When we were last at The Deep in Hull the staff put together their advice on Do’s and Don’ts. The energy behind making this list was brilliant because we saw first hand the influence of our training.
This blog post is dedicated the their work so here it is.
Do’s and Don’ts – Our Top Tips in communicating with visitors with a range of needs.
- Talk to the person not the carer
- Be approachable
- Let the visitor know you are there if they need anything (but without being condescending)
- Be aware but not imposing
- We aware of your wording – sensitive phrasing
- Be polite and friendly
- Re-phrase the information if the visitor does not fully understand rather than repeat several times
- Be patient as some people may take longer than others to respond/understand/interact/take in information
- Use discretion and best judgement when issuing carers tickets
- Explain things clearly but not patronising
- Use a soft tone especially if things are escalating

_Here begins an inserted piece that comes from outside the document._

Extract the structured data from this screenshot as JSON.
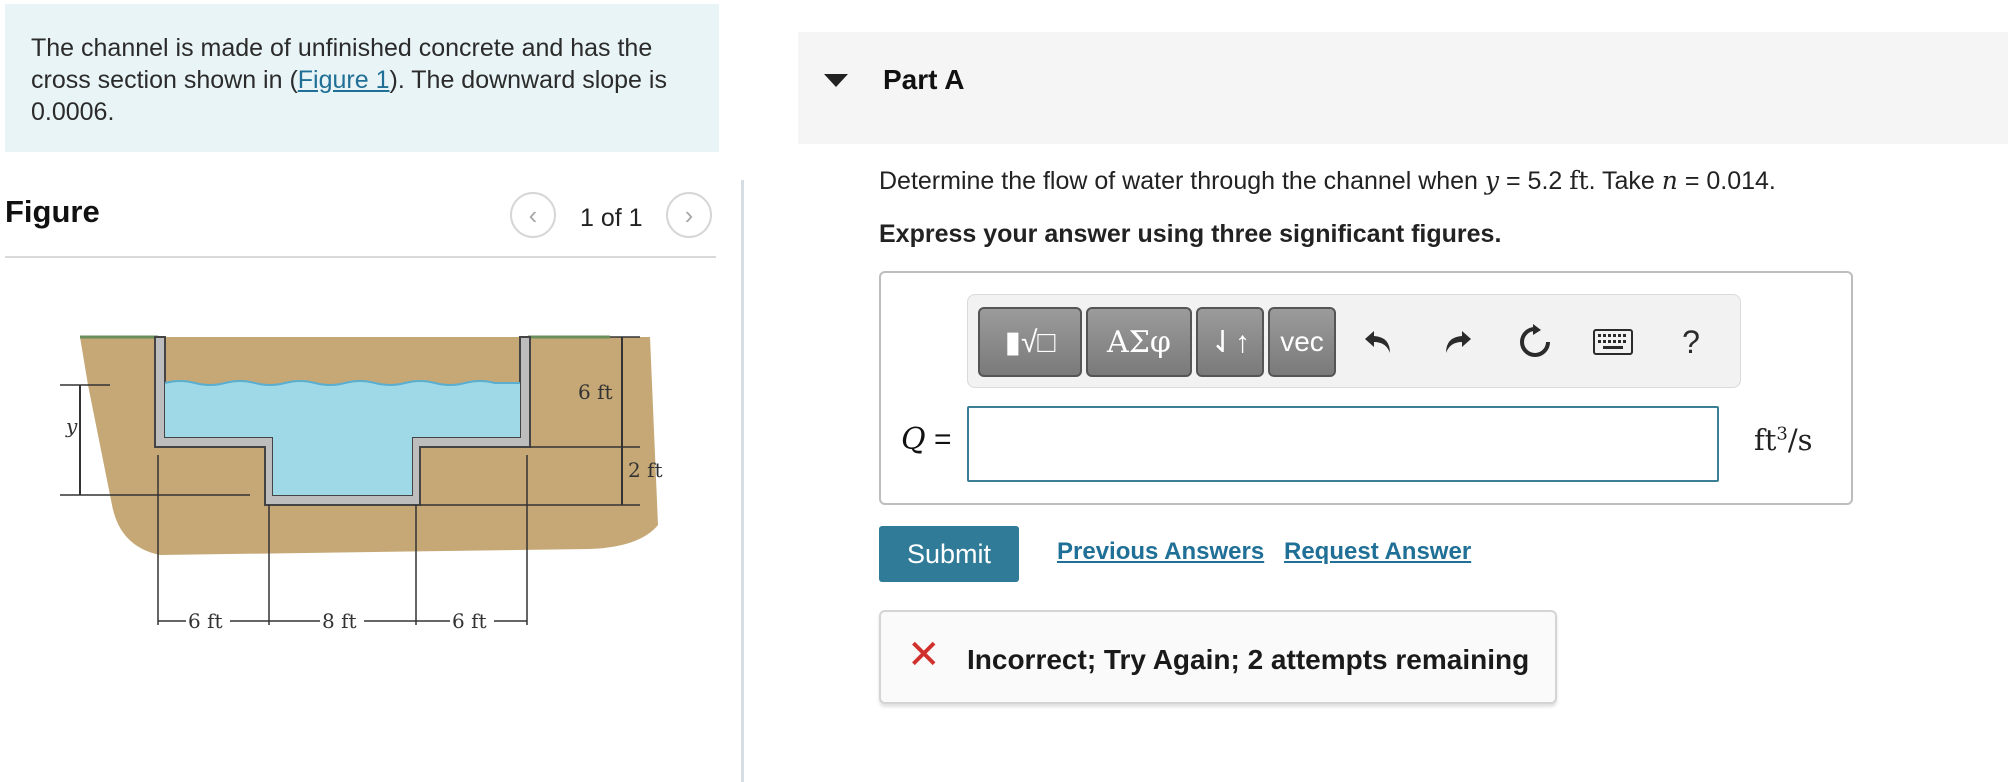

- Ask people if they need help – at an appropriate time
- Look at the individual not the carer
- Body language is important – open hands, eye contact, facing forward
- Be respectful
- Be open minded
- Be nice!
- Be human
- Be compassionate
- Find someone who can help if you feel in an uncomfortable position or don’t know the answer
- If someone rings and they are getting frustrated say you will ring them back
- Say clearly “this is what is happening and this is what I a going to do”
- If you are feeling uncomfortable breathe through your nose to relax
- Lower your shoulders and have a good posture when speaking to people
- Active listening and three nods to show you are there for the person
- Build relationships
- Be aware that sometimes if needs are not met anxiety will rise
- On the phone ask for their contact details – phone number and email incase you need to contact them again for any reason
- Ask on the phone “can I call you back” if you need to gather more information rather than keep them hanging on
- Ask “what can I do”.
- If a child is becoming challenging ask if parent if they would like a quiet place
- Speak to the mum if there is a challenging situation and ask if she needs any support or is there anything you can do
- Ask if they are ok.
- Just talk to the carer
- Invade personal space/touch their mobility aids etc
- Rush them or show impatience
- Presume they need your assistance without asking
- Single them out in a crowd
- Shout/raise tone/speak slowly
- Use derogatory phrases
- Speak to disabled people like children
- Automatically assue carers ticket is required
- Treat different disabilities as the same
- Make assumptions